*** Opening of SOURCE MATERIAL ***

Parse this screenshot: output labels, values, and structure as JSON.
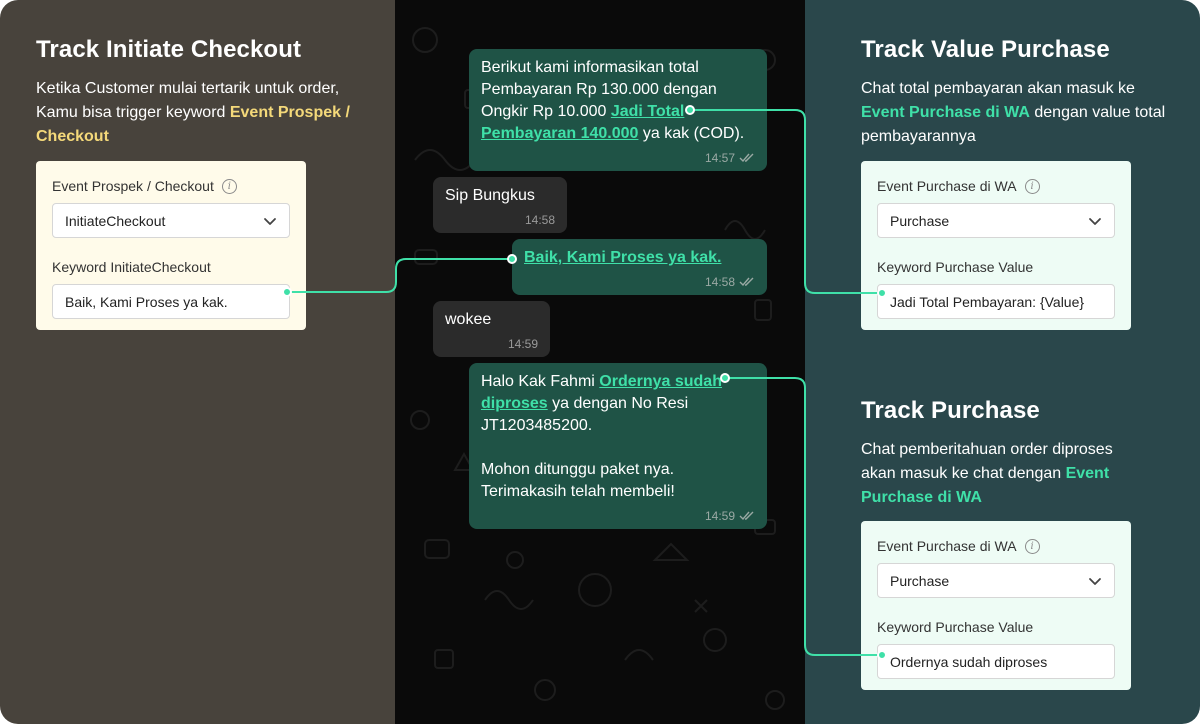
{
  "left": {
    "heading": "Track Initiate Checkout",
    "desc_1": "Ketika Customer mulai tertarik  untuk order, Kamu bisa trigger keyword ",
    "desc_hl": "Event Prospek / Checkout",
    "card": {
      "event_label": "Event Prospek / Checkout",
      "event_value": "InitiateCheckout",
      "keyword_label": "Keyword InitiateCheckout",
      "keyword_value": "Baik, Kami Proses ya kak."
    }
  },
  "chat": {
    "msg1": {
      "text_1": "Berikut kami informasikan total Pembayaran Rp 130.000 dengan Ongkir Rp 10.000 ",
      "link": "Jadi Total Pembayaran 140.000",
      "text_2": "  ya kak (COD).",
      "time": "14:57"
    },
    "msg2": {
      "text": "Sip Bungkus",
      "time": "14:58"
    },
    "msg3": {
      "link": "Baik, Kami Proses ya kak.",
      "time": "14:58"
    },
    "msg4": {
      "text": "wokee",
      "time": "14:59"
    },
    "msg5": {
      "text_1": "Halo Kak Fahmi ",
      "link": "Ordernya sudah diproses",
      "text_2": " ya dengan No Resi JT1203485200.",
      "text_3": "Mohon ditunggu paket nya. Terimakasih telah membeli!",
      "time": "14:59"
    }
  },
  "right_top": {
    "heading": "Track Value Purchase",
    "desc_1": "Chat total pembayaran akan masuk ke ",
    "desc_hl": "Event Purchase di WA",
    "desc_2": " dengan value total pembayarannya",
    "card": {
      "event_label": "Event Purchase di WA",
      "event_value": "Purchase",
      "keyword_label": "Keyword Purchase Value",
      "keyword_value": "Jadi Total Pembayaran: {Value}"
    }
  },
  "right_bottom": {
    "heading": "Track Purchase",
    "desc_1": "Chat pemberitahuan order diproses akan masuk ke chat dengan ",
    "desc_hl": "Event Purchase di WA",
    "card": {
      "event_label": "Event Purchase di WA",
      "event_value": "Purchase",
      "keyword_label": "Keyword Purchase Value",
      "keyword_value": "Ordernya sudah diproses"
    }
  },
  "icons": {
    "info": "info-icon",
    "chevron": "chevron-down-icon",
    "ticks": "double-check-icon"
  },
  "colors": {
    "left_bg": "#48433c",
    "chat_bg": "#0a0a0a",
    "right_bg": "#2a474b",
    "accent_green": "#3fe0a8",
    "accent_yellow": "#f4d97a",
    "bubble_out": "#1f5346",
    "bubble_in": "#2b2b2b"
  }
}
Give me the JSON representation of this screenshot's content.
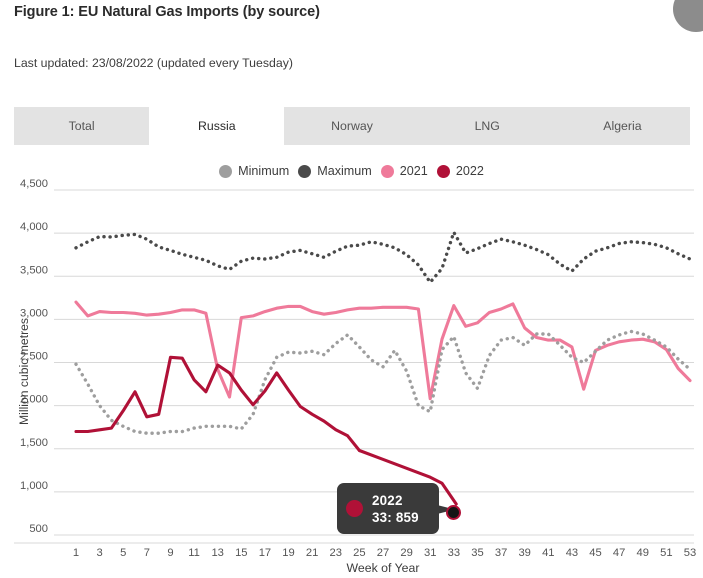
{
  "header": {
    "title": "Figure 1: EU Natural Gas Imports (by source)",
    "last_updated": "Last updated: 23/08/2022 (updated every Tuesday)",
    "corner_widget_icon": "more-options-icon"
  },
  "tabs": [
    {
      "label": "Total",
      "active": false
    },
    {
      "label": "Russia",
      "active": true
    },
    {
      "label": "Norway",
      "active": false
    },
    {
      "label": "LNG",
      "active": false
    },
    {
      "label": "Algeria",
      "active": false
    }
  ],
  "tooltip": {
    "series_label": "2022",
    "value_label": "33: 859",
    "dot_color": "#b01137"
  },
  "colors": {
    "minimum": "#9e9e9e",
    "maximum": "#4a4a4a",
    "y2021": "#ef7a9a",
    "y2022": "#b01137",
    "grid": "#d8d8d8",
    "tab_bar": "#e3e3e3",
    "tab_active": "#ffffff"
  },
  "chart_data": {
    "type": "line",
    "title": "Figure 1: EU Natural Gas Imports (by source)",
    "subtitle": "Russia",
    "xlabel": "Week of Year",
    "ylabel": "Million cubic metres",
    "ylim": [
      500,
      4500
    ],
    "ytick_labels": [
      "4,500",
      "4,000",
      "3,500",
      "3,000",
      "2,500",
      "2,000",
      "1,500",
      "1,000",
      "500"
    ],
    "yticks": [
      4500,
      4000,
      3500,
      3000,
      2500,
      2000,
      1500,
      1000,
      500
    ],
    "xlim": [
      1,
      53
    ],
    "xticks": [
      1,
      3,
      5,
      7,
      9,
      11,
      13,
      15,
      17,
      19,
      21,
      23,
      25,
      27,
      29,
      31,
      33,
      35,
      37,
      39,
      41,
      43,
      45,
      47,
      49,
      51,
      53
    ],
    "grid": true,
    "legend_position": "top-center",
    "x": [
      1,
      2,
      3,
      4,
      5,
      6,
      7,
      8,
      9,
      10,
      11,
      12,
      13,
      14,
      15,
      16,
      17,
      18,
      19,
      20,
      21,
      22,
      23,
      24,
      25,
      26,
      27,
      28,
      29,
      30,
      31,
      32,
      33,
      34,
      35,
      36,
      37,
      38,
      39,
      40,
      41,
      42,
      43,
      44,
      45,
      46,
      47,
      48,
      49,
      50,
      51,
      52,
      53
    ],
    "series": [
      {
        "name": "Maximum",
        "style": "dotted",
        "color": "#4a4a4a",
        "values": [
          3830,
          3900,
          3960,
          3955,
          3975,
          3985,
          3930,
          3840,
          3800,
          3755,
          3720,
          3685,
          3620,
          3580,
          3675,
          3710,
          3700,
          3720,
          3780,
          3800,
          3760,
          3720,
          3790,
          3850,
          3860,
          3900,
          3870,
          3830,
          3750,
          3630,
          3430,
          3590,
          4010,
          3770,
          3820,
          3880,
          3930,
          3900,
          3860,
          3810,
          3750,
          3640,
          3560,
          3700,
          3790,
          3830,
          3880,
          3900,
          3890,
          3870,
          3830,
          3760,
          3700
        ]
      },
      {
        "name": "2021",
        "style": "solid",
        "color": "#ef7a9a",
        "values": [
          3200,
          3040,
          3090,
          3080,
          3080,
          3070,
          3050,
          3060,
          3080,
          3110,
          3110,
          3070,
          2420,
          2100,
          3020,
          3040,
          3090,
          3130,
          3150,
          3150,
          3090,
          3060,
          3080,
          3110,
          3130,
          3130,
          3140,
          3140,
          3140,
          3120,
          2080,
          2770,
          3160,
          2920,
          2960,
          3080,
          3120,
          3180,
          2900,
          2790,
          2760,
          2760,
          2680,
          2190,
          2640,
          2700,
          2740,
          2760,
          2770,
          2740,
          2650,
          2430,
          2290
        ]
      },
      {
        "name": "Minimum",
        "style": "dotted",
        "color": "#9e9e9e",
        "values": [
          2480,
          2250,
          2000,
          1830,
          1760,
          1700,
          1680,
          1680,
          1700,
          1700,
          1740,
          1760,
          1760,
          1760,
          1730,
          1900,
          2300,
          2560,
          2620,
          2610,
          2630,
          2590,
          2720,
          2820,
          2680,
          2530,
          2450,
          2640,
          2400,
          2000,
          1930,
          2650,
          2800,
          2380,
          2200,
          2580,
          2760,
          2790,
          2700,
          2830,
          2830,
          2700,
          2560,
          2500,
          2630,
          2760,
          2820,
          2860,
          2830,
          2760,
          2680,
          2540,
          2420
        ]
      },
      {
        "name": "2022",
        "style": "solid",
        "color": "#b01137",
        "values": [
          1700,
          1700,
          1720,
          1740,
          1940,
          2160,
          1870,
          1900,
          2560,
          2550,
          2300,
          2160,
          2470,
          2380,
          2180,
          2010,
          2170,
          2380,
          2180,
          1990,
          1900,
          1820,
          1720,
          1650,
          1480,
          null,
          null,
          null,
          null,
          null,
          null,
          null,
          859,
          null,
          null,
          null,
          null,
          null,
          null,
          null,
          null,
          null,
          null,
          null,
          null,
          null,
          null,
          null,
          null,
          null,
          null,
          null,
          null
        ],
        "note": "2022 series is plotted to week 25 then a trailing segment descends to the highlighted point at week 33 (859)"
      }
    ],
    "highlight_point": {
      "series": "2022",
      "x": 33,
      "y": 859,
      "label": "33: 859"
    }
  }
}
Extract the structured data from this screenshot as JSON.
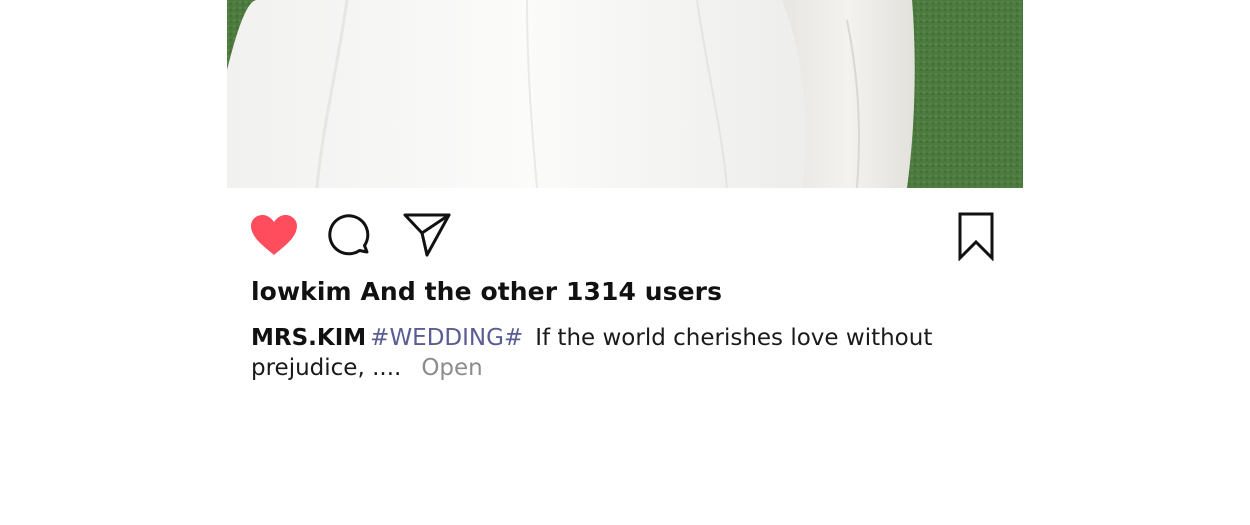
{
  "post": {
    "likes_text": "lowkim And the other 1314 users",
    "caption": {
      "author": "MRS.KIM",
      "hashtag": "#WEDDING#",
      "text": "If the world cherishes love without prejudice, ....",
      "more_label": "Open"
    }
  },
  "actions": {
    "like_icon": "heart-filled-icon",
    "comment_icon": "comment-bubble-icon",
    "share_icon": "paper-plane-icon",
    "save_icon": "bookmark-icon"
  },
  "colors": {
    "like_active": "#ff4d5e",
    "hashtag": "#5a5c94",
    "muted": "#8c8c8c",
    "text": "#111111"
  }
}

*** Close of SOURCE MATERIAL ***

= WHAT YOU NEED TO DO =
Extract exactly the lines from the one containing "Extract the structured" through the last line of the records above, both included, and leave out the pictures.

= ANSWER BELOW =
Extract the structured data from this screenshot as JSON.
{
  "post": {
    "likes_text": "lowkim And the other 1314 users",
    "caption": {
      "author": "MRS.KIM",
      "hashtag": "#WEDDING#",
      "text": "If the world cherishes love without prejudice, ....",
      "more_label": "Open"
    }
  },
  "actions": {
    "like_icon": "heart-filled-icon",
    "comment_icon": "comment-bubble-icon",
    "share_icon": "paper-plane-icon",
    "save_icon": "bookmark-icon"
  },
  "colors": {
    "like_active": "#ff4d5e",
    "hashtag": "#5a5c94",
    "muted": "#8c8c8c",
    "text": "#111111"
  }
}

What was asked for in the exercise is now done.